The Shawmut Dam on the Kennebec River between Fairfield and Benton is pictured on Aug. 20, 2021. Credit: Linda Coan O'Kresik / BDN

The safety of smart meters, public funding for elections in Maine’s largest city, two state agencies’ handling of a hydroelectric dam’s relicensing and the sentencing of accomplices in sexual assault cases are among the topics Maine’s high court will consider this week when it convenes in Bangor.

The Maine Supreme Judicial Court will hear oral arguments Tuesday, Wednesday and Thursday at the Penobscot Judicial Center.

Justices will consider another appeal in the ongoing dispute over the potential health hazards of smart electric meters at 11:30 a.m. Thursday.

Last year, the Maine Public Utilities Commission approved a request by Central Maine Power Co. to revise the terms and conditions of its program that allows customers to replace smart meters with solid-state meters that don’t transmit data via radio waves.

The Maine Coalition to Stop Smart Meters appealed, arguing that the commission disregarded evidence and a federal court’s ruling in Washington, D.C., about possible health threats from low-level radiation.

The dispute is over a change to CMP’s options for opting out of smart meters.

Initially, the Public Utilities Commission required the utility to provide analog meters for a fee to customers who requested them. Then commissioners last December amended the opt-out option to allow CMP to install a different kind of smart meter without a radio transceiver after it allegedly ran out of analog meters.

CMP employees read those meters every two months.

A separate lawsuit over the monthly fees CMP charges customers who choose the opt-out option is pending in U.S. District Court in Portland.

In another case, justices for a second time will consider an appeal by a citizens’ group that sought to amend the Portland City Charter to allow public funding for candidates in city elections

The case stems from a decision by city officials to block the group’s initiative from appearing on the municipal ballot in 2019. Maine’s high court ruled in June 2021 that officials did not provide adequate reasoning for blocking the initiative, saying that the city “failed to make findings of fact to explain its decision.”

Behind closed doors, Portland officials allegedly created the findings of fact the justices asked for, but Fair Elections Portland maintains in its latest appeal that the process violated voters’ due process rights because it did not consider evidence or adopt findings based on any evidence. 

Justices will hear arguments in this case as voters in Portland consider another initiative in next week’s election to establish a fund that provides public campaign financing to municipal candidates who agree to fundraising limits.

Those arguments are scheduled for 10:40 a.m. Thursday.

The Supreme Judicial Court will hear a case over a hydroelectric dam that has made its way into this year’s gubernatorial race at 10:40 a.m. Tuesday.

Brookfield Power US Co. and other entities that hold interests in hydroelectric projects in Maine sued the Maine Department of Marine Resources and the Maine Department of Environmental Protection over the agencies’ actions relating to federal licensing of the Shawmut dam on the Kennebec River.

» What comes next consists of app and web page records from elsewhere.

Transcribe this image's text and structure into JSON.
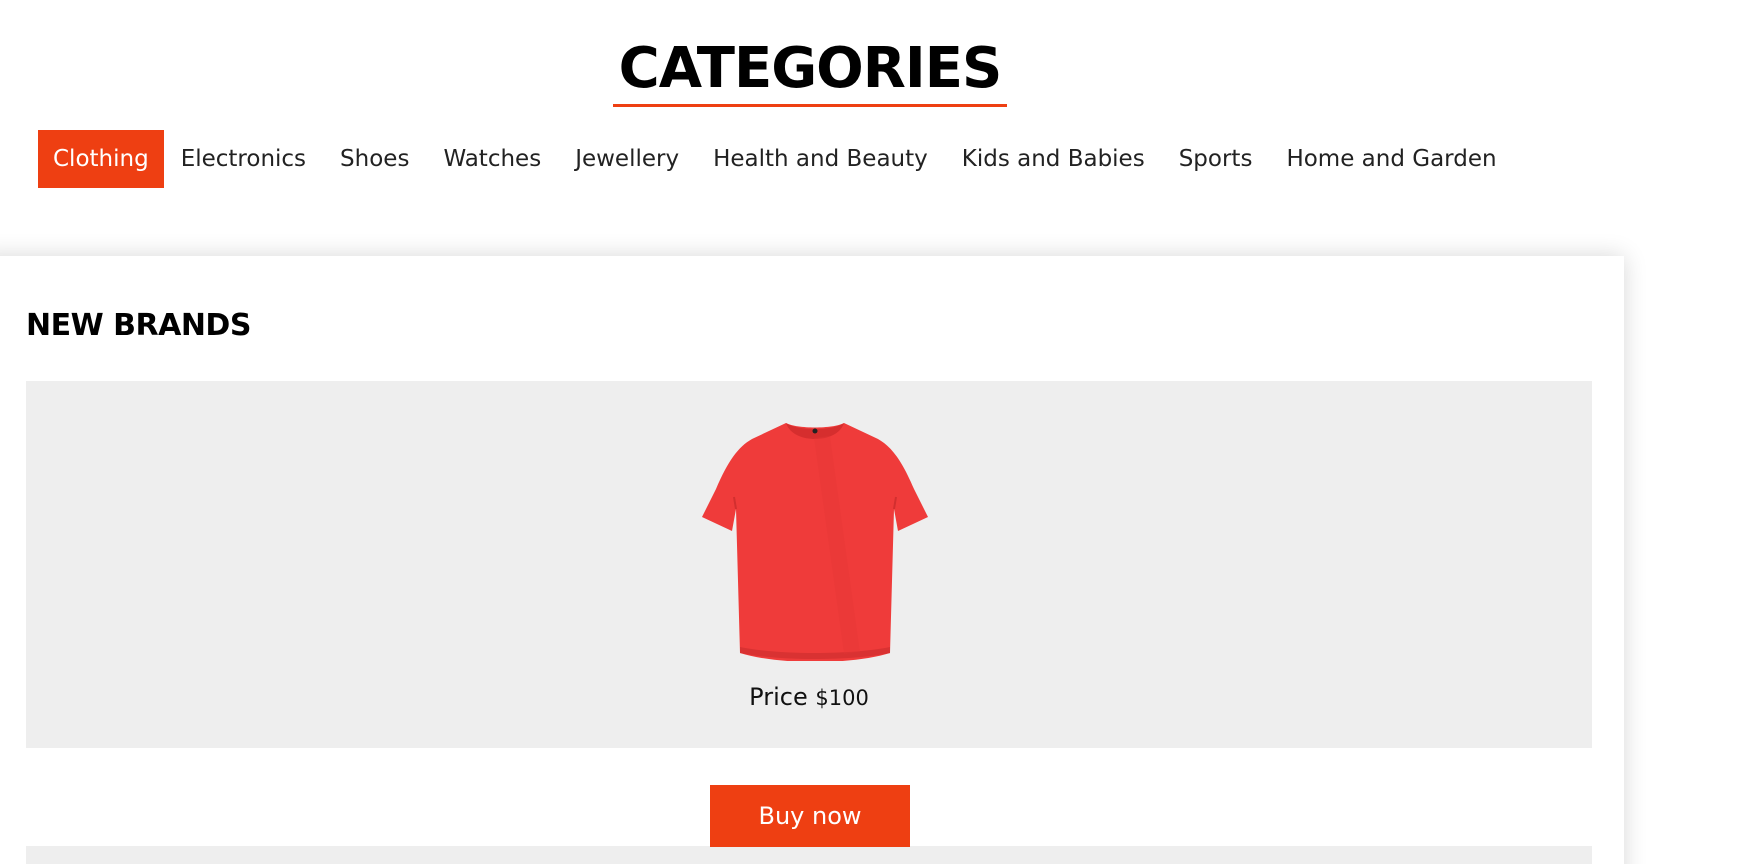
{
  "header": {
    "title": "CATEGORIES"
  },
  "categories": {
    "active_index": 0,
    "items": [
      {
        "label": "Clothing"
      },
      {
        "label": "Electronics"
      },
      {
        "label": "Shoes"
      },
      {
        "label": "Watches"
      },
      {
        "label": "Jewellery"
      },
      {
        "label": "Health and Beauty"
      },
      {
        "label": "Kids and Babies"
      },
      {
        "label": "Sports"
      },
      {
        "label": "Home and Garden"
      }
    ]
  },
  "section": {
    "title": "NEW BRANDS"
  },
  "product": {
    "image_icon": "red-tshirt",
    "price_label": "Price",
    "price_value": "$100",
    "buy_label": "Buy now"
  },
  "colors": {
    "accent": "#ee3f12",
    "panel_background": "#eeeeee",
    "tshirt_red": "#ef3b3a"
  }
}
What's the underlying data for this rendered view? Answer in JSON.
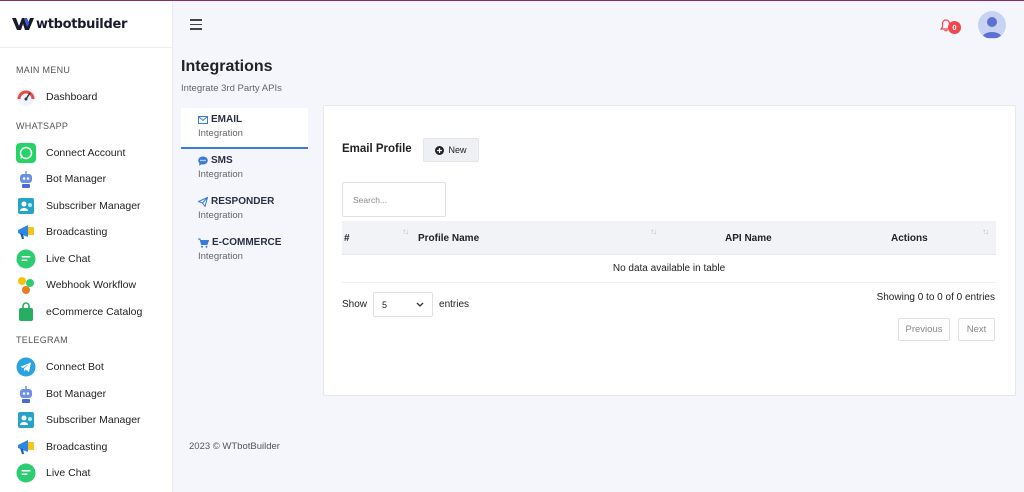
{
  "brand": {
    "name": "wtbotbuilder"
  },
  "sidebar": {
    "sections": [
      {
        "title": "MAIN MENU",
        "items": [
          {
            "label": "Dashboard",
            "icon": "dashboard-icon"
          }
        ]
      },
      {
        "title": "WHATSAPP",
        "items": [
          {
            "label": "Connect Account",
            "icon": "whatsapp-icon"
          },
          {
            "label": "Bot Manager",
            "icon": "robot-icon"
          },
          {
            "label": "Subscriber Manager",
            "icon": "subscribers-icon"
          },
          {
            "label": "Broadcasting",
            "icon": "broadcast-icon"
          },
          {
            "label": "Live Chat",
            "icon": "chat-icon"
          },
          {
            "label": "Webhook Workflow",
            "icon": "webhook-icon"
          },
          {
            "label": "eCommerce Catalog",
            "icon": "shopping-bag-icon"
          }
        ]
      },
      {
        "title": "TELEGRAM",
        "items": [
          {
            "label": "Connect Bot",
            "icon": "telegram-icon"
          },
          {
            "label": "Bot Manager",
            "icon": "robot-icon"
          },
          {
            "label": "Subscriber Manager",
            "icon": "subscribers-icon"
          },
          {
            "label": "Broadcasting",
            "icon": "broadcast-icon"
          },
          {
            "label": "Live Chat",
            "icon": "chat-icon"
          }
        ]
      }
    ]
  },
  "header": {
    "notification_count": "0"
  },
  "page": {
    "title": "Integrations",
    "subtitle": "Integrate 3rd Party APIs"
  },
  "integrations": [
    {
      "title": "EMAIL",
      "sub": "Integration",
      "icon": "envelope-icon",
      "active": true
    },
    {
      "title": "SMS",
      "sub": "Integration",
      "icon": "sms-icon",
      "active": false
    },
    {
      "title": "RESPONDER",
      "sub": "Integration",
      "icon": "paper-plane-icon",
      "active": false
    },
    {
      "title": "E-COMMERCE",
      "sub": "Integration",
      "icon": "cart-icon",
      "active": false
    }
  ],
  "card": {
    "title": "Email Profile",
    "new_label": "New",
    "search_placeholder": "Search...",
    "columns": [
      "#",
      "Profile Name",
      "API Name",
      "Actions"
    ],
    "empty_text": "No data available in table",
    "show_label": "Show",
    "page_size": "5",
    "entries_label": "entries",
    "info": "Showing 0 to 0 of 0 entries",
    "prev_label": "Previous",
    "next_label": "Next"
  },
  "footer": {
    "text": "2023 © WTbotBuilder"
  },
  "colors": {
    "accent": "#3a7bd5",
    "badge": "#f0474f",
    "whatsapp": "#25d366",
    "telegram": "#2aa3e0"
  }
}
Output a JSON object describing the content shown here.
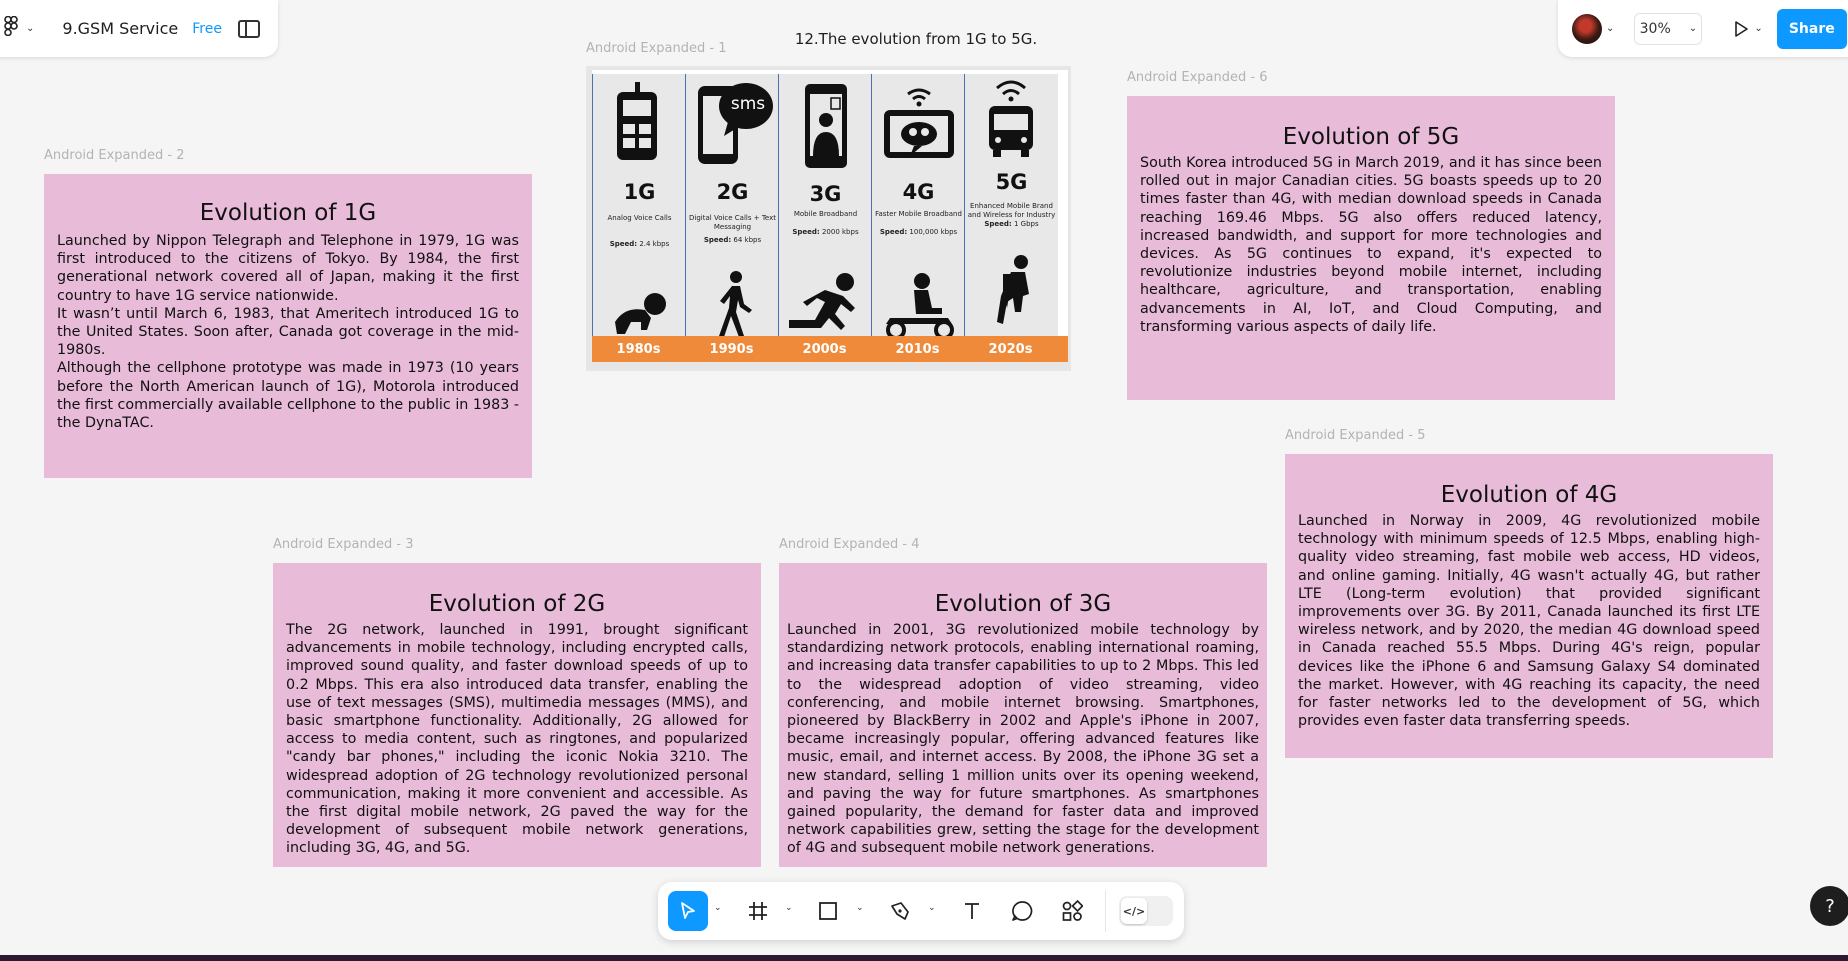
{
  "app": {
    "file_name": "9.GSM Service",
    "plan_badge": "Free",
    "page_title": "12.The evolution from 1G to 5G.",
    "zoom": "30%",
    "share_label": "Share",
    "help_label": "?"
  },
  "frames": {
    "f1": {
      "label": "Android Expanded - 1"
    },
    "f2": {
      "label": "Android Expanded - 2",
      "title": "Evolution of 1G",
      "paragraphs": [
        "Launched by Nippon Telegraph and Telephone in 1979, 1G was first introduced to the citizens of Tokyo. By 1984, the first generational network covered all of Japan, making it the first country to have 1G service nationwide.",
        "It wasn’t until March 6, 1983, that Ameritech introduced 1G to the United States. Soon after, Canada got coverage in the mid-1980s.",
        "Although the cellphone prototype was made in 1973 (10 years before the North American launch of 1G), Motorola introduced the first commercially available cellphone to the public in 1983 - the DynaTAC."
      ]
    },
    "f3": {
      "label": "Android Expanded - 3",
      "title": "Evolution of 2G",
      "paragraphs": [
        "The 2G network, launched in 1991, brought significant advancements in mobile technology, including encrypted calls, improved sound quality, and faster download speeds of up to 0.2 Mbps. This era also introduced data transfer, enabling the use of text messages (SMS), multimedia messages (MMS), and basic smartphone functionality. Additionally, 2G allowed for access to media content, such as ringtones, and popularized \"candy bar phones,\" including the iconic Nokia 3210. The widespread adoption of 2G technology revolutionized personal communication, making it more convenient and accessible. As the first digital mobile network, 2G paved the way for the development of subsequent mobile network generations, including 3G, 4G, and 5G."
      ]
    },
    "f4": {
      "label": "Android Expanded - 4",
      "title": "Evolution of 3G",
      "paragraphs": [
        "Launched in 2001, 3G revolutionized mobile technology by standardizing network protocols, enabling international roaming, and increasing data transfer capabilities to up to 2 Mbps. This led to the widespread adoption of video streaming, video conferencing, and mobile internet browsing. Smartphones, pioneered by BlackBerry in 2002 and Apple's iPhone in 2007, became increasingly popular, offering advanced features like music, email, and internet access. By 2008, the iPhone 3G set a new standard, selling 1 million units over its opening weekend, and paving the way for future smartphones. As smartphones gained popularity, the demand for faster data and improved network capabilities grew, setting the stage for the development of 4G and subsequent mobile network generations."
      ]
    },
    "f5": {
      "label": "Android Expanded - 5",
      "title": "Evolution of 4G",
      "paragraphs": [
        "Launched in Norway in 2009, 4G revolutionized mobile technology with minimum speeds of 12.5 Mbps, enabling high-quality video streaming, fast mobile web access, HD videos, and online gaming. Initially, 4G wasn't actually 4G, but rather LTE (Long-term evolution) that provided significant improvements over 3G. By 2011, Canada launched its first LTE wireless network, and by 2020, the median 4G download speed in Canada reached 55.5 Mbps. During 4G's reign, popular devices like the iPhone 6 and Samsung Galaxy S4 dominated the market. However, with 4G reaching its capacity, the need for faster networks led to the development of 5G, which provides even faster data transferring speeds."
      ]
    },
    "f6": {
      "label": "Android Expanded - 6",
      "title": "Evolution of 5G",
      "paragraphs": [
        "South Korea introduced 5G in March 2019, and it has since been rolled out in major Canadian cities. 5G boasts speeds up to 20 times faster than 4G, with median download speeds in Canada reaching 169.46 Mbps. 5G also offers reduced latency, increased bandwidth, and support for more technologies and devices. As 5G continues to expand, it's expected to revolutionize industries beyond mobile internet, including healthcare, agriculture, and transportation, enabling advancements in AI, IoT, and Cloud Computing, and transforming various aspects of daily life."
      ]
    }
  },
  "infographic": {
    "sms_text": "sms",
    "generations": [
      {
        "name": "1G",
        "desc": "Analog Voice Calls",
        "speed_label": "Speed:",
        "speed": "2.4 kbps",
        "decade": "1980s"
      },
      {
        "name": "2G",
        "desc": "Digital Voice Calls + Text Messaging",
        "speed_label": "Speed:",
        "speed": "64 kbps",
        "decade": "1990s"
      },
      {
        "name": "3G",
        "desc": "Mobile Broadband",
        "speed_label": "Speed:",
        "speed": "2000 kbps",
        "decade": "2000s"
      },
      {
        "name": "4G",
        "desc": "Faster Mobile Broadband",
        "speed_label": "Speed:",
        "speed": "100,000 kbps",
        "decade": "2010s"
      },
      {
        "name": "5G",
        "desc": "Enhanced Mobile Brand and Wireless for Industry",
        "speed_label": "Speed:",
        "speed": "1 Gbps",
        "decade": "2020s"
      }
    ]
  },
  "toolbar": {
    "tools": [
      "move-tool",
      "frame-tool",
      "shape-tool",
      "pen-tool",
      "text-tool",
      "comment-tool",
      "actions-tool"
    ],
    "code_toggle": "</>"
  },
  "colors": {
    "frame_fill": "#e8bcd9",
    "accent": "#0d99ff",
    "decade_bar": "#ef8a3a",
    "column_border": "#4c6fb4"
  }
}
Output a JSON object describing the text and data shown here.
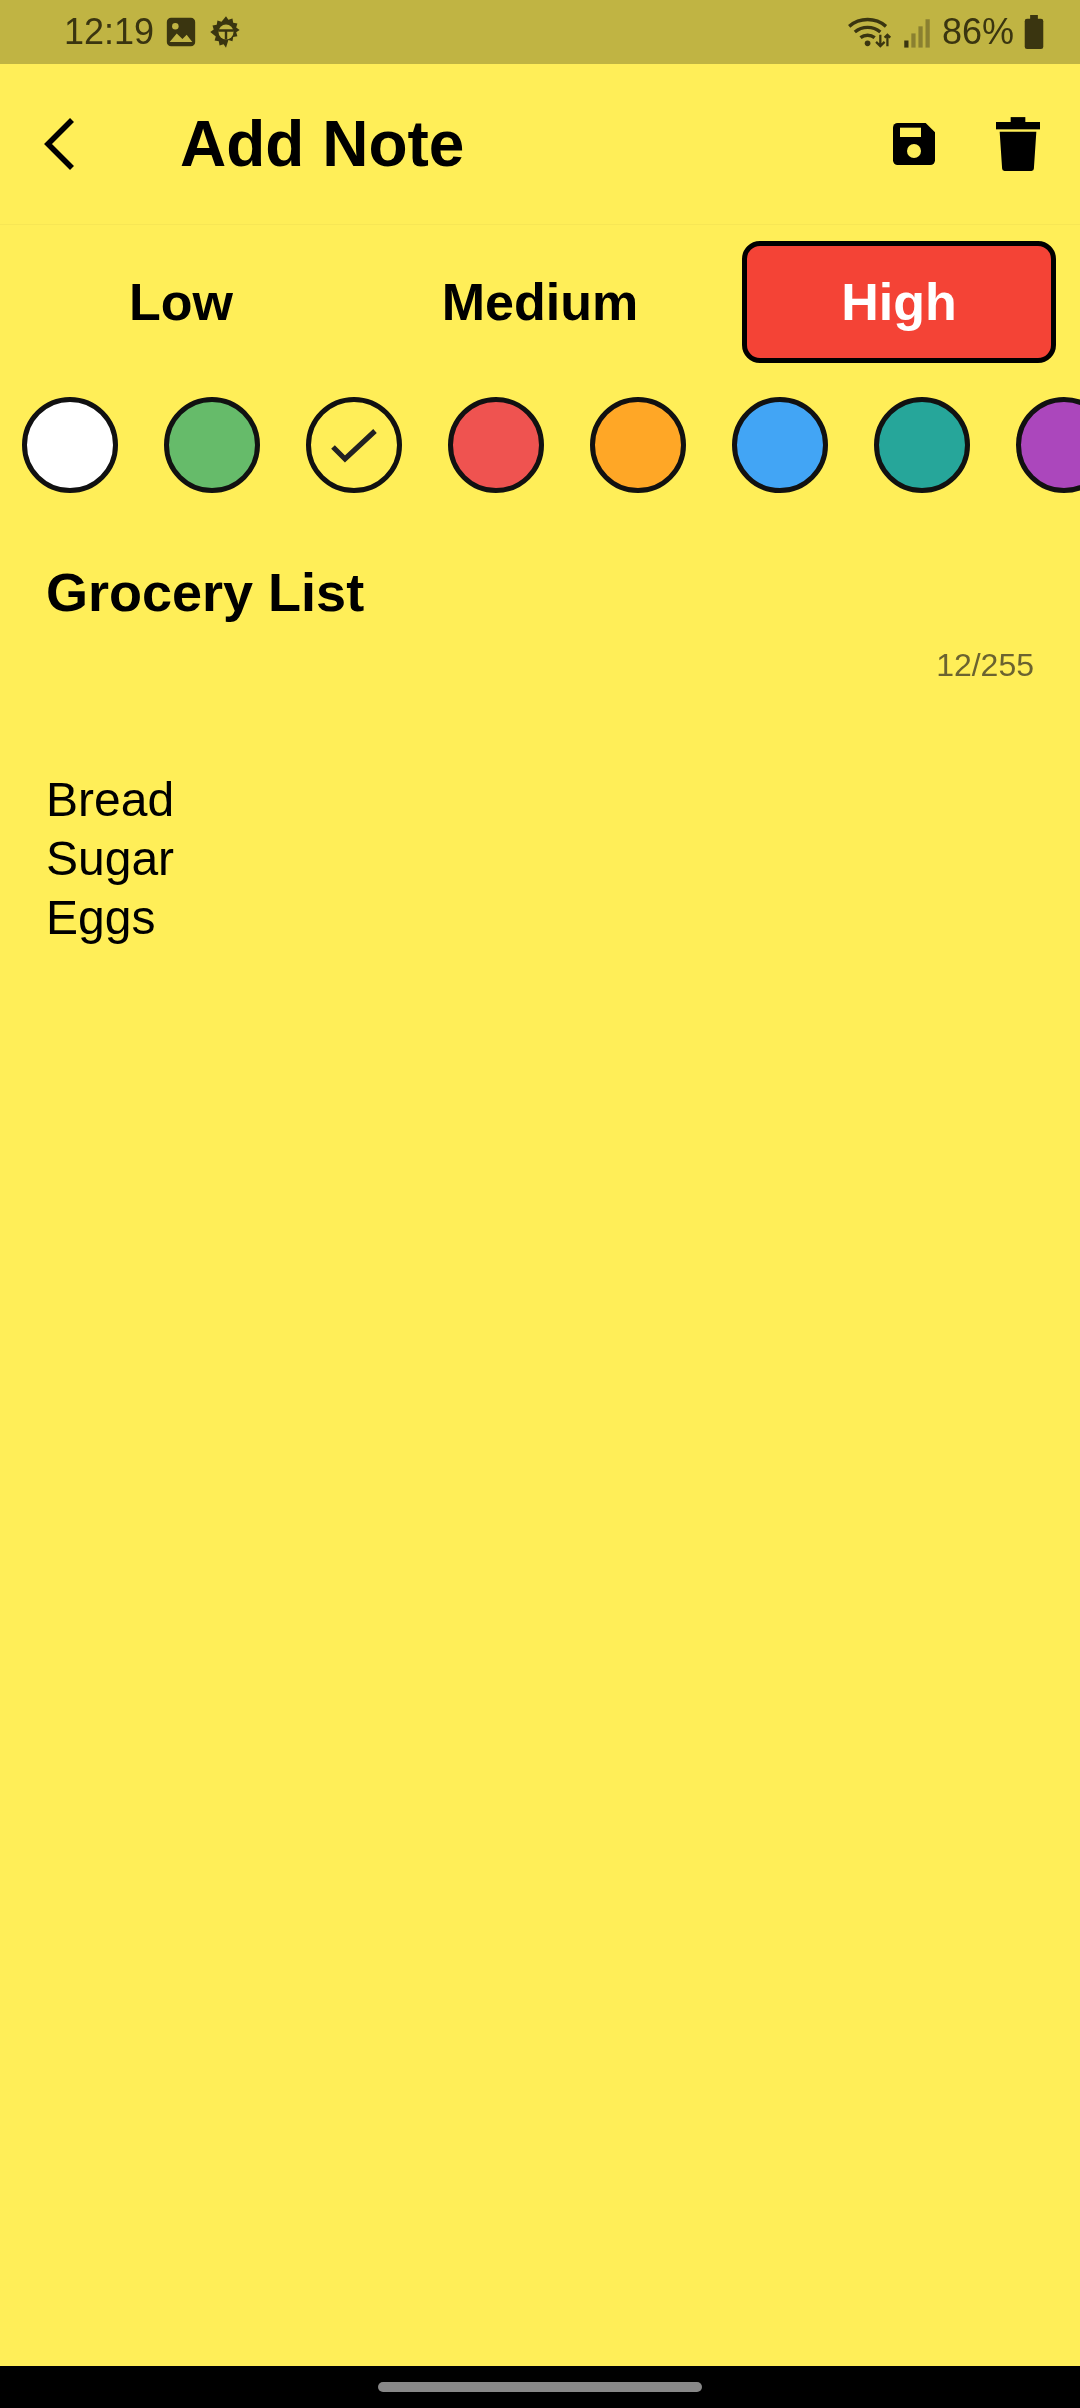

The dam provides power and intake water to the Sappi Mill in Skowhegan.

A Superior Court judge dismissed the action as not ready for judicial review because the federal licensing actions still are pending. In its appeal Brookfield argues that its claims are fit for judicial review because “they challenge ongoing illegal actions” by the state agencies and because the company will suffer hardship if its claims are not resolved now since a federal challenge is unlikely to be successful.

And in two separate criminal cases, defendants are asking that their convictions be set aside.

Marcus Asante, 26, of Fitchburg, Massachusetts, is serving a 35-year sentence at the Maine State Prison in Warren after his September 2021 conviction in the 2016 slaying of Douglas Morin Jr., 31, of Oakfield during a marijuana deal gone wrong.

His conviction last year marked the second time he had been convicted. He was initially convicted by an Aroostook County jury in November 2018, but the Maine Supreme Judicial Court overturned those convictions because of faulty jury instructions and ordered that Asante be retried.

That trial was held in Auburn last year with the same result and the same sentence.

In his new appeal, to be heard at 9:50 a.m. Wednesday, Asante claims that the judge in Androscoggin County should have given the jury an instruction on self-defense and that his sentence is too long.

The Maine attorney general’s office, which is responsible for prosecuting homicides in Maines, maintains that the evidence did not require a self-defense instruction and the sentence was proper.

Under Maine law, Asante could not face more prison time after the second trial than was imposed following the first one.

The appeal of a Sabattus woman serving a five-year sentence at the Maine Correctional Institute in Windham for sexually abusing an 8-year-old girl in 2019 with her boyfriend, 31-year-old Travis Walker of Bethel, will be heard at 10:40 a.m. Wednesday. Bethany Ringuette, 38, claims that her sentence was calculated incorrectly and her 10-year period of supervised release is too long. The Oxford County district attorney’s office maintains that both were imposed correctly.

There is no timeline under which justices issue decisions.